WHAT TO WORK ON » Search the data for the word "comment" and copy every line where it occurs.
%%
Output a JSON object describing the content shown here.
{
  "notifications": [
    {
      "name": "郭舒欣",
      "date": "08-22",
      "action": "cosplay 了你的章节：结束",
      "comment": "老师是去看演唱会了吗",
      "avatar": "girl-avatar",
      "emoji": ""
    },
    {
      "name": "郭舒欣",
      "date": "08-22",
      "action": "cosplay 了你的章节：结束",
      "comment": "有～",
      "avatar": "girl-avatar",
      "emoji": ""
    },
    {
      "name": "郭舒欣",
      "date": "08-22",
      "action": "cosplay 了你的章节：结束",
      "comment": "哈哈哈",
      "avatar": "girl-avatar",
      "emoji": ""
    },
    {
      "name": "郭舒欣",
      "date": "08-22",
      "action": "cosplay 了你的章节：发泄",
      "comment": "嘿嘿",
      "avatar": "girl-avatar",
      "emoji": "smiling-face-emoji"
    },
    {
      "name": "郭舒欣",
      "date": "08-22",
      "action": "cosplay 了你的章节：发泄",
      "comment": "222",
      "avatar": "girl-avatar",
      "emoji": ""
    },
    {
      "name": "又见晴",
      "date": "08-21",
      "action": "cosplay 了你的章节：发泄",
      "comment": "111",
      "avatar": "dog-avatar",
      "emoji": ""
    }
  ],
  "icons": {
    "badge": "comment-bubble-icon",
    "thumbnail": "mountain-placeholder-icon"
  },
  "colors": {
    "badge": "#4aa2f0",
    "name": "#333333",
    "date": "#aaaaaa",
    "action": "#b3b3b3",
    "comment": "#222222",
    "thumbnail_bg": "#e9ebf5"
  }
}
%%
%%
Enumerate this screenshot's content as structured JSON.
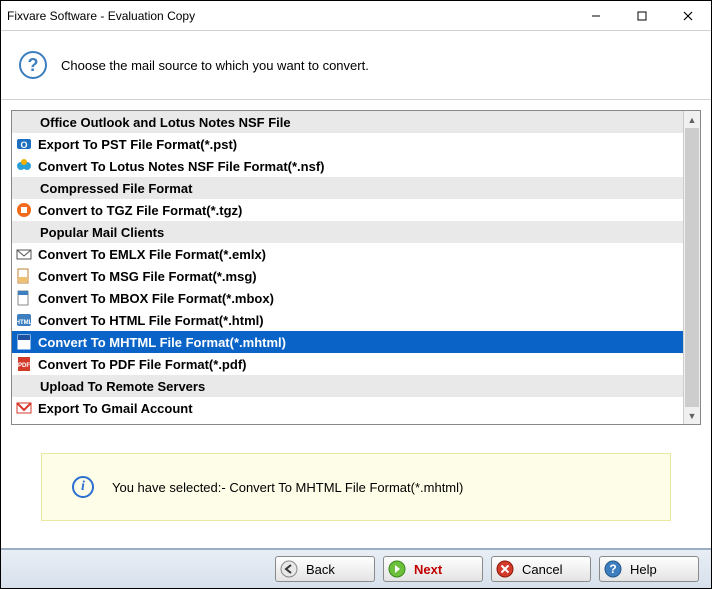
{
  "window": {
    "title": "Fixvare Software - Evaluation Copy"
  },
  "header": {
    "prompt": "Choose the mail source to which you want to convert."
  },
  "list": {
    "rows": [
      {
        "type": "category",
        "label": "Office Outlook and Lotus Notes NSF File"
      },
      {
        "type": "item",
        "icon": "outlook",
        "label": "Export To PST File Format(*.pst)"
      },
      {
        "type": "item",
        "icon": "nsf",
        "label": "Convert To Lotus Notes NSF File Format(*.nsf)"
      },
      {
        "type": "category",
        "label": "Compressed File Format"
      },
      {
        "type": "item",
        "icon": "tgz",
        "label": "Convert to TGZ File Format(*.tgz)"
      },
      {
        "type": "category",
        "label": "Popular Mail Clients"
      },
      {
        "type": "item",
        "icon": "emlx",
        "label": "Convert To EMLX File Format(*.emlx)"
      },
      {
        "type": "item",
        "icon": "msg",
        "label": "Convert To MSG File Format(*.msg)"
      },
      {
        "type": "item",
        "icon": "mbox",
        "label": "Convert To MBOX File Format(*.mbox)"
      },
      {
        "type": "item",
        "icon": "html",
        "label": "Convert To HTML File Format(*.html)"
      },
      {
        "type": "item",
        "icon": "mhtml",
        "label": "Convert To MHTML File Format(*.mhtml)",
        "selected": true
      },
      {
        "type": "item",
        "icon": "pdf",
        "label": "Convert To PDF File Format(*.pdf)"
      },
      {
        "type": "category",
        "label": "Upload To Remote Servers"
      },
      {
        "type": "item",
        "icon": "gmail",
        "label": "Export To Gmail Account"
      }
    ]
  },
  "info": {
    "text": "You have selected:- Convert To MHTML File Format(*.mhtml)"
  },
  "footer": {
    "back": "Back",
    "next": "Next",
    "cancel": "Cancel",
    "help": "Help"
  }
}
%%
ANSWER BELOW »
      "comment": "老师是去看演唱会了吗",
      "comment": "有～",
      "comment": "哈哈哈",
      "comment": "嘿嘿",
      "comment": "222",
      "comment": "111",
    "badge": "comment-bubble-icon",
    "comment": "#222222",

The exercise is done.